Luz: The Flower of Evil
by Hope Madden
As colorful as a dream, Juan Diego Escobar Alzate’s feature film debut Luz: The Flower of Evil looks like magic and brims with the casual brutality of faith.
Set inside a religious community in the mountains of Colombia, the film drops us into ongoing struggles with the group’s religious leader, El Señor (Conrad Osorio). No one knows the devil as he does, he reminds his daughter Laila (Andrea Esquivel).
She lives contentedly, devoutly, along with her two adopted sisters. El Señor and the villagers consider the trio angels—just as they believe the little boy chained up out back is the Messiah who will deliver the community from its recent calamities.
Though never entirely detailed, the internal logic of the film and the community is clear enough to feel simultaneously familiar and horrifying. The way the filmmaker wrestles with what is and is not real, with forgiveness and the morally ambiguous nature of man, and with our tendency to blame God or the devil for our own shortcomings is frustrating and intoxicating.
Alzate gets maximum impact for minimum budget thanks in large part to Nicolas Caballero Arenas’s cinematography. His breathtaking visuals add spooky richness, turning this Western of sorts into a beautiful, lyrical, macabre Columbian folktale.
Lovely as it is, the film echoes of loss. The title itself conjures what is absent. As time wears on and the “angels” lose confidence in their father figure, remembered stories of the late mother figure Luz (Spanish for light) take the space for them that El Señor’s tales of God take for the rest of the community.

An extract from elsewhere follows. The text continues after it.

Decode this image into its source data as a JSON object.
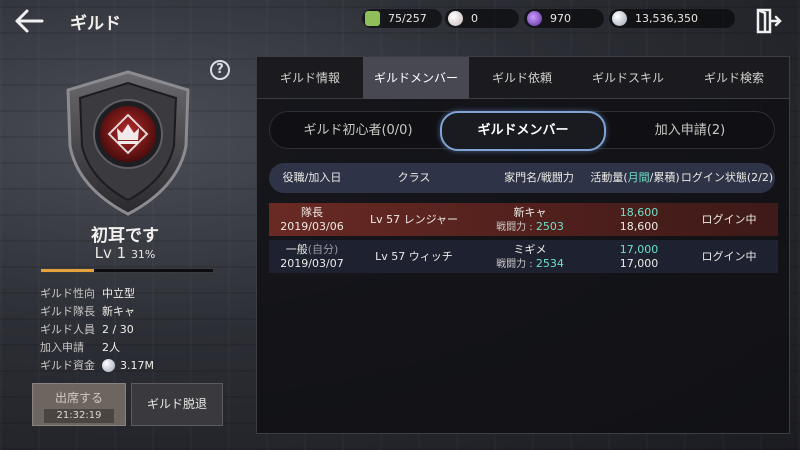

Luz: The Flower of Evil surprises as often as it relies on expectations to deliver its message. The film is more atmospheric than cautionary, its resolution a fitting end for characters’ whose own logic doesn’t likely reflect that of the audience. It is a vision, from its opening musical notes to its closing image, though, that marks a filmmaker worth discovering.